**WHAT IS REQUIRED:** Verbatim output of the lines below is required, with the images omitted.

**DATA EXTRACTS:**
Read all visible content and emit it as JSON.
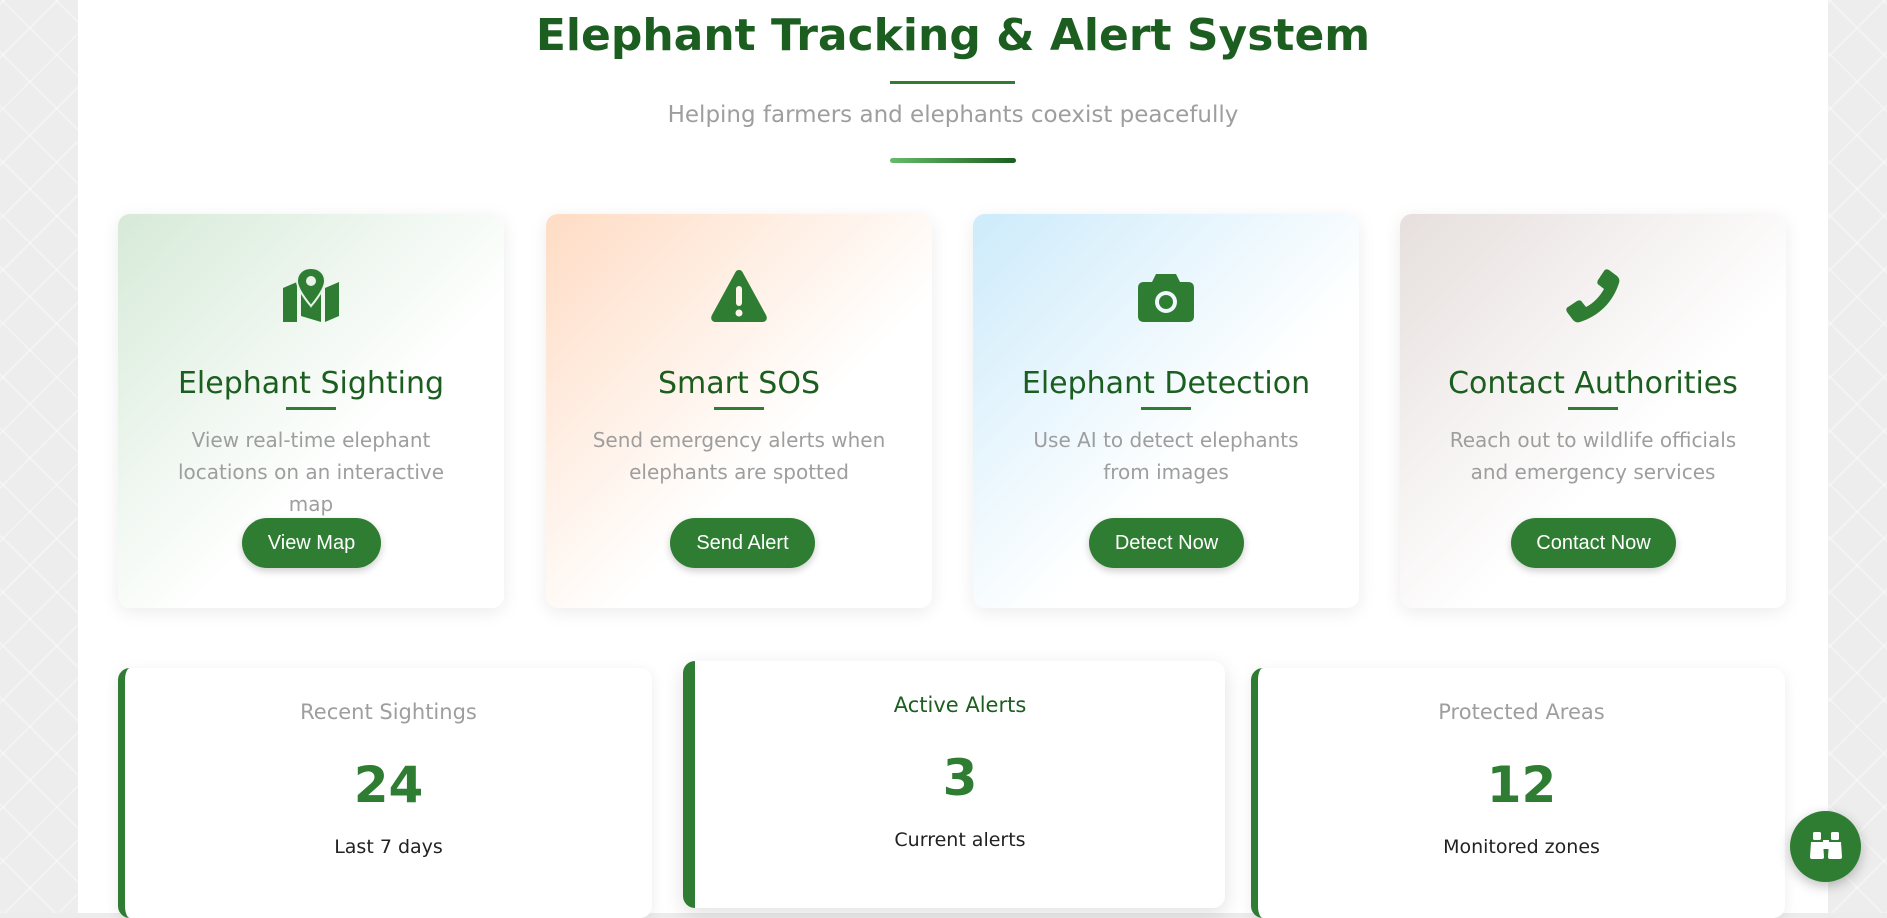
{
  "header": {
    "title": "Elephant Tracking & Alert System",
    "subtitle": "Helping farmers and elephants coexist peacefully"
  },
  "cards": [
    {
      "icon": "map-location-icon",
      "title": "Elephant Sighting",
      "description": "View real-time elephant locations on an interactive map",
      "button": "View Map"
    },
    {
      "icon": "warning-triangle-icon",
      "title": "Smart SOS",
      "description": "Send emergency alerts when elephants are spotted",
      "button": "Send Alert"
    },
    {
      "icon": "camera-icon",
      "title": "Elephant Detection",
      "description": "Use AI to detect elephants from images",
      "button": "Detect Now"
    },
    {
      "icon": "phone-icon",
      "title": "Contact Authorities",
      "description": "Reach out to wildlife officials and emergency services",
      "button": "Contact Now"
    }
  ],
  "stats": [
    {
      "label": "Recent Sightings",
      "value": "24",
      "sub": "Last 7 days"
    },
    {
      "label": "Active Alerts",
      "value": "3",
      "sub": "Current alerts"
    },
    {
      "label": "Protected Areas",
      "value": "12",
      "sub": "Monitored zones"
    }
  ],
  "fab": {
    "icon": "binoculars-icon"
  },
  "colors": {
    "primary": "#2e7d32",
    "title": "#1b5e20",
    "muted": "#9e9e9e"
  }
}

**TASK OUTPUT:**
Read all visible content and emit it as JSON.
{
  "header": {
    "title": "Elephant Tracking & Alert System",
    "subtitle": "Helping farmers and elephants coexist peacefully"
  },
  "cards": [
    {
      "icon": "map-location-icon",
      "title": "Elephant Sighting",
      "description": "View real-time elephant locations on an interactive map",
      "button": "View Map"
    },
    {
      "icon": "warning-triangle-icon",
      "title": "Smart SOS",
      "description": "Send emergency alerts when elephants are spotted",
      "button": "Send Alert"
    },
    {
      "icon": "camera-icon",
      "title": "Elephant Detection",
      "description": "Use AI to detect elephants from images",
      "button": "Detect Now"
    },
    {
      "icon": "phone-icon",
      "title": "Contact Authorities",
      "description": "Reach out to wildlife officials and emergency services",
      "button": "Contact Now"
    }
  ],
  "stats": [
    {
      "label": "Recent Sightings",
      "value": "24",
      "sub": "Last 7 days"
    },
    {
      "label": "Active Alerts",
      "value": "3",
      "sub": "Current alerts"
    },
    {
      "label": "Protected Areas",
      "value": "12",
      "sub": "Monitored zones"
    }
  ],
  "fab": {
    "icon": "binoculars-icon"
  },
  "colors": {
    "primary": "#2e7d32",
    "title": "#1b5e20",
    "muted": "#9e9e9e"
  }
}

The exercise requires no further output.